Understanding Seasonal Depression & How to Combat its Symptoms
Many of us have a favorite season, looking forward to sweater weather in the fall or getting excited about having fun in the sun during the summer. However, it is also common to dislike certain times of the year. Still, some of us are even more affected by the change of the seasons, referred to as seasonal depression or seasonal affective disorder.
Seasonal depression is more common than you may realize. According to the Cleveland Clinic, “about 5% of adults in the U.S. experience [seasonal affective disorder]…About 10% to 20% of people in America may get a milder form of the winter blues.”
Our team at Rivertown Ridge, a senior living community located in Wyoming, Michigan, is explaining seasonal depression and sharing tips on how to combat its symptoms.
What is Seasonal Depression?
The American Psychiatric Association states, “seasonal affective disorder is a form of depression also known as SAD, seasonal depression, or winter depression. In the Diagnostic Manual of Mental Disorders, this disorder is identified as a type of depression – Major Depressive Disorder with Seasonal Pattern.”
While similar to general depression, as the name suggests, seasonal depression is seasonal, with symptoms occurring only during certain times of the year and resolving themselves with the changing of seasons, i.e., winter to spring.
Usually, seasonal depression affects individuals during the winter months, with a milder form of this condition being referred to as the “winter blues.”
Symptoms of Seasonal Depression
Symptoms of seasonal affective disorder can vary from person to person and range from mild to severe, usually progressing with the season. Many of these symptoms are similar to those of general depression and can include the following:
- Feeling sad or down
- Losing interest in activities that you once enjoyed
- Having low energy or feeling sluggish
- Changes in sleep – whether it be insomnia or sleeping too much
- Changes in appetite – commonly overeating and experiencing carbohydrate cravings
- Weight gain
- Having trouble concentrating
- Feelings of guilt
- Feelings of hopelessness
Combatting the Symptoms of Seasonal Depression
There is not much you can do to change the weather. However, there are a few ways you can lessen the weight of seasonal depression and reduce some of its symptoms.
Spend Time in Natural Light
“Spending time outside or near a window can help relieve [seasonal affective disorder] symptoms (John Hopkins Medicine).” Obviously, the winter months bring colder temperatures and, depending on where you live, snow and ice. If it is possible and safe, though, spending time in natural light can go a long way in helping reduce your symptoms of seasonal depression.
If getting outside is not an option, try drawing your curtains back and allowing the natural light to come into your home. This can help brighten your space and will enable you to reap the benefits of being exposed to sunlight.

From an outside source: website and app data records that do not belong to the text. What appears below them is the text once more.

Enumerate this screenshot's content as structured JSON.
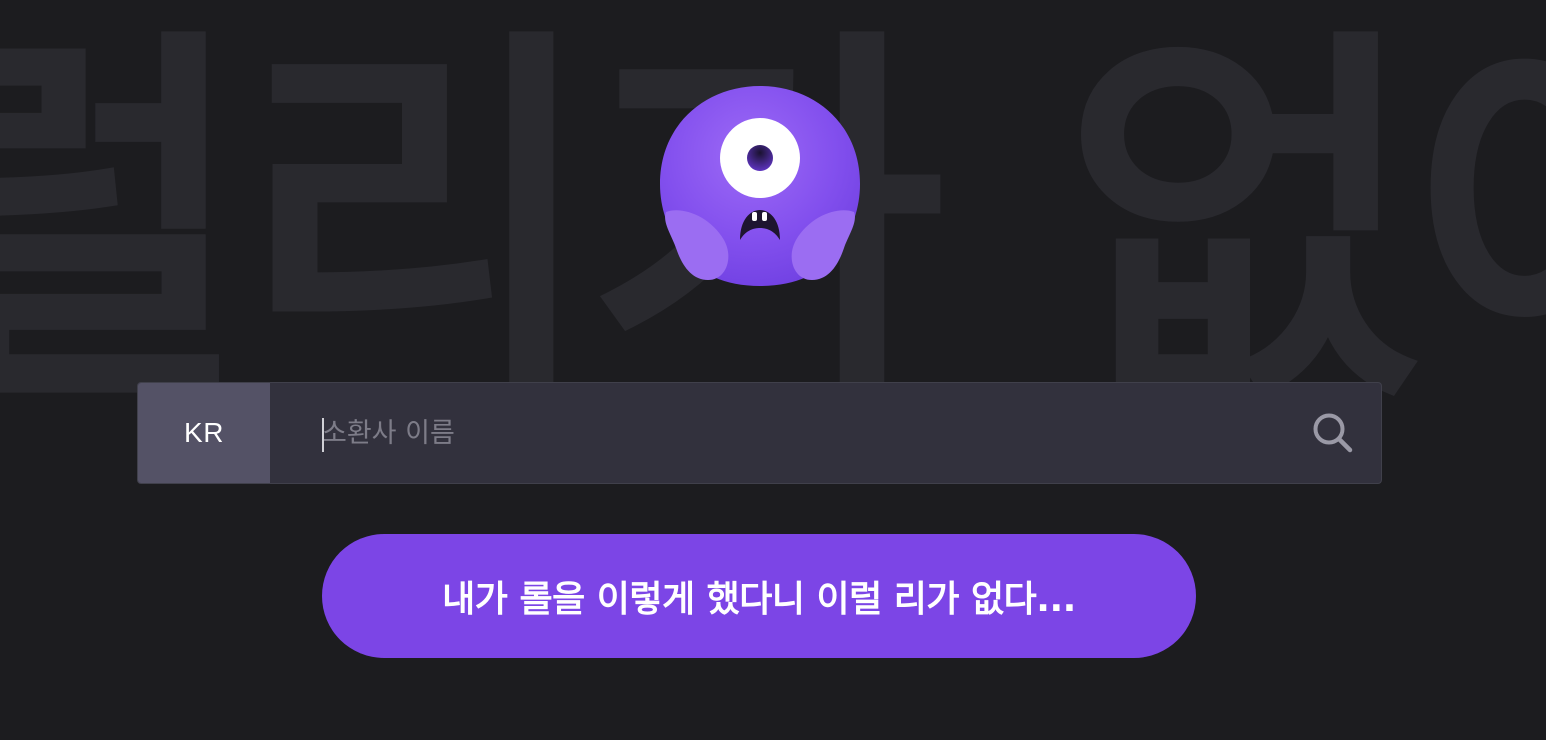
{
  "background": {
    "watermark_text": "럴리가 없어"
  },
  "search": {
    "region_label": "KR",
    "placeholder": "소환사 이름",
    "value": ""
  },
  "cta": {
    "label": "내가 롤을 이렇게 했다니 이럴 리가 없다..."
  },
  "colors": {
    "page_background": "#1c1c1f",
    "watermark": "#29292e",
    "search_bar": "#32313d",
    "region_button": "#545266",
    "accent": "#7c45e6",
    "mascot": "#8a55f0"
  },
  "icons": {
    "search": "search-icon",
    "mascot": "one-eyed-purple-monster"
  }
}
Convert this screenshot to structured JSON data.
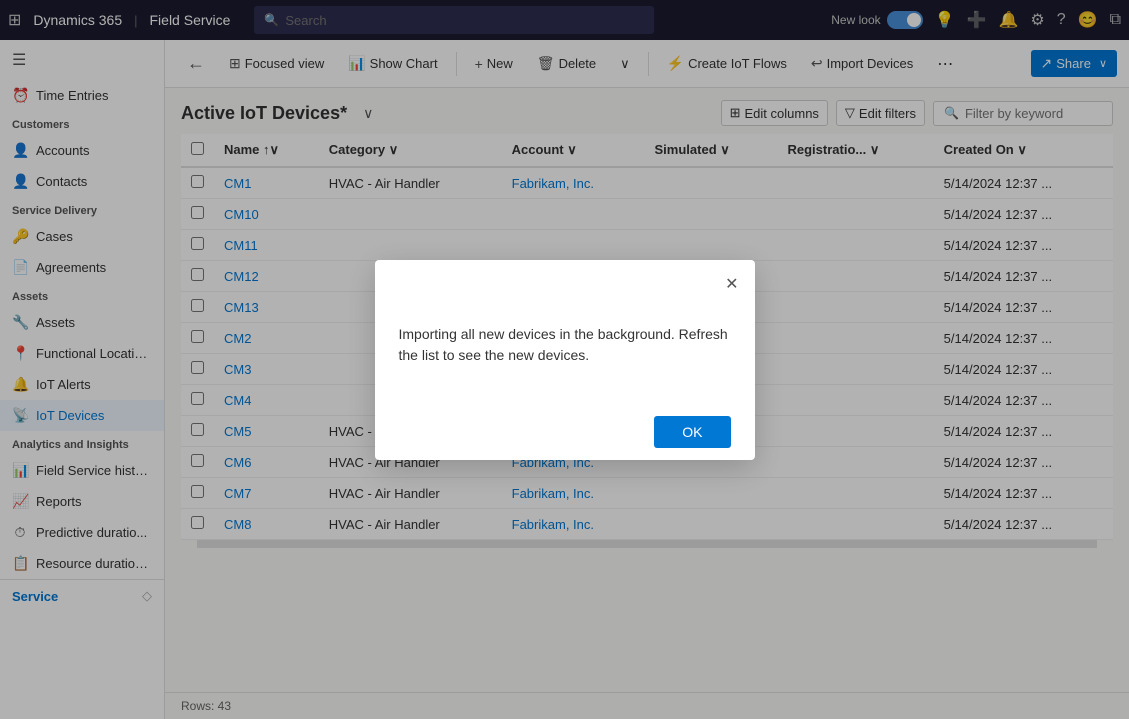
{
  "topNav": {
    "appName": "Dynamics 365",
    "divider": "|",
    "moduleName": "Field Service",
    "searchPlaceholder": "Search",
    "newLookLabel": "New look"
  },
  "sidebar": {
    "hamburgerIcon": "☰",
    "timeEntries": "Time Entries",
    "sections": [
      {
        "label": "Customers",
        "items": [
          {
            "icon": "👤",
            "label": "Accounts"
          },
          {
            "icon": "👤",
            "label": "Contacts"
          }
        ]
      },
      {
        "label": "Service Delivery",
        "items": [
          {
            "icon": "🔑",
            "label": "Cases"
          },
          {
            "icon": "📄",
            "label": "Agreements"
          }
        ]
      },
      {
        "label": "Assets",
        "items": [
          {
            "icon": "🔧",
            "label": "Assets"
          },
          {
            "icon": "📍",
            "label": "Functional Locatio..."
          },
          {
            "icon": "🔔",
            "label": "IoT Alerts"
          },
          {
            "icon": "📡",
            "label": "IoT Devices",
            "active": true
          }
        ]
      },
      {
        "label": "Analytics and Insights",
        "items": [
          {
            "icon": "📊",
            "label": "Field Service histo..."
          },
          {
            "icon": "📈",
            "label": "Reports"
          },
          {
            "icon": "⏱",
            "label": "Predictive duratio..."
          },
          {
            "icon": "📋",
            "label": "Resource duration..."
          }
        ]
      }
    ],
    "bottomLabel": "Service",
    "bottomIcon": "◇"
  },
  "toolbar": {
    "backIcon": "←",
    "focusedViewIcon": "⊞",
    "focusedViewLabel": "Focused view",
    "showChartIcon": "📊",
    "showChartLabel": "Show Chart",
    "newIcon": "+",
    "newLabel": "New",
    "deleteIcon": "🗑",
    "deleteLabel": "Delete",
    "chevronIcon": "∨",
    "createIoTFlowsIcon": "⚡",
    "createIoTFlowsLabel": "Create IoT Flows",
    "importDevicesIcon": "↩",
    "importDevicesLabel": "Import Devices",
    "moreIcon": "⋯",
    "shareIcon": "↗",
    "shareLabel": "Share",
    "shareChevron": "∨"
  },
  "listView": {
    "title": "Active IoT Devices*",
    "dropdownIcon": "∨",
    "editColumnsLabel": "Edit columns",
    "editColumnsIcon": "⊞",
    "editFiltersLabel": "Edit filters",
    "editFiltersIcon": "▽",
    "filterPlaceholder": "Filter by keyword",
    "filterIcon": "🔍",
    "columns": [
      {
        "label": "Name",
        "sortIcon": "↑∨"
      },
      {
        "label": "Category",
        "sortIcon": "∨"
      },
      {
        "label": "Account",
        "sortIcon": "∨"
      },
      {
        "label": "Simulated",
        "sortIcon": "∨"
      },
      {
        "label": "Registratio...",
        "sortIcon": "∨"
      },
      {
        "label": "Created On",
        "sortIcon": "∨"
      }
    ],
    "rows": [
      {
        "name": "CM1",
        "category": "HVAC - Air Handler",
        "account": "Fabrikam, Inc.",
        "simulated": "",
        "registration": "",
        "createdOn": "5/14/2024 12:37 ..."
      },
      {
        "name": "CM10",
        "category": "",
        "account": "",
        "simulated": "",
        "registration": "",
        "createdOn": "5/14/2024 12:37 ..."
      },
      {
        "name": "CM11",
        "category": "",
        "account": "",
        "simulated": "",
        "registration": "",
        "createdOn": "5/14/2024 12:37 ..."
      },
      {
        "name": "CM12",
        "category": "",
        "account": "",
        "simulated": "",
        "registration": "",
        "createdOn": "5/14/2024 12:37 ..."
      },
      {
        "name": "CM13",
        "category": "",
        "account": "",
        "simulated": "",
        "registration": "",
        "createdOn": "5/14/2024 12:37 ..."
      },
      {
        "name": "CM2",
        "category": "",
        "account": "",
        "simulated": "",
        "registration": "",
        "createdOn": "5/14/2024 12:37 ..."
      },
      {
        "name": "CM3",
        "category": "",
        "account": "",
        "simulated": "",
        "registration": "",
        "createdOn": "5/14/2024 12:37 ..."
      },
      {
        "name": "CM4",
        "category": "",
        "account": "",
        "simulated": "",
        "registration": "",
        "createdOn": "5/14/2024 12:37 ..."
      },
      {
        "name": "CM5",
        "category": "HVAC - Air Handler",
        "account": "Fabrikam, Inc.",
        "simulated": "",
        "registration": "",
        "createdOn": "5/14/2024 12:37 ..."
      },
      {
        "name": "CM6",
        "category": "HVAC - Air Handler",
        "account": "Fabrikam, Inc.",
        "simulated": "",
        "registration": "",
        "createdOn": "5/14/2024 12:37 ..."
      },
      {
        "name": "CM7",
        "category": "HVAC - Air Handler",
        "account": "Fabrikam, Inc.",
        "simulated": "",
        "registration": "",
        "createdOn": "5/14/2024 12:37 ..."
      },
      {
        "name": "CM8",
        "category": "HVAC - Air Handler",
        "account": "Fabrikam, Inc.",
        "simulated": "",
        "registration": "",
        "createdOn": "5/14/2024 12:37 ..."
      }
    ],
    "rowsCount": "Rows: 43"
  },
  "modal": {
    "message": "Importing all new devices in the background. Refresh the list to see the new devices.",
    "okLabel": "OK",
    "closeIcon": "✕"
  }
}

An Extra Dose of Vitamin D
One of our main sources of vitamin D comes from the sun. When the sun’s ultraviolet rays hit the skin, this triggers vitamin D synthesis. Because many of us have limited exposure to the sun during the winter months, individuals experiencing seasonal depression likely also have a vitamin D deficiency.
Taking a vitamin D supplement may help to relieve symptoms of seasonal affective disorder. However, it is important to note that you should not start taking additional supplements without consulting your doctor.
Try Light Therapy
The American Psychiatric Association states, “light therapy involves sitting in front of a light therapy box that emits a very bright light (and filters out harmful ultraviolet (UV) rays). It usually requires 20 minutes or more per day, typically first thing in the morning, during the winter months.”
This exposure can simulate similar effects of the sun, helping during the months when there are limited daylight hours and more darkness.
During the winter months, it is easy to become more isolated, but the benefit of living in a senior living community like Rivertown Ridge is that it is easier to stay connected, which can also help lessen the symptoms of seasonal depression.
If you want to learn more about our community in Wyoming, Michigan, and everything we offer, visit our website or contact a member of our team.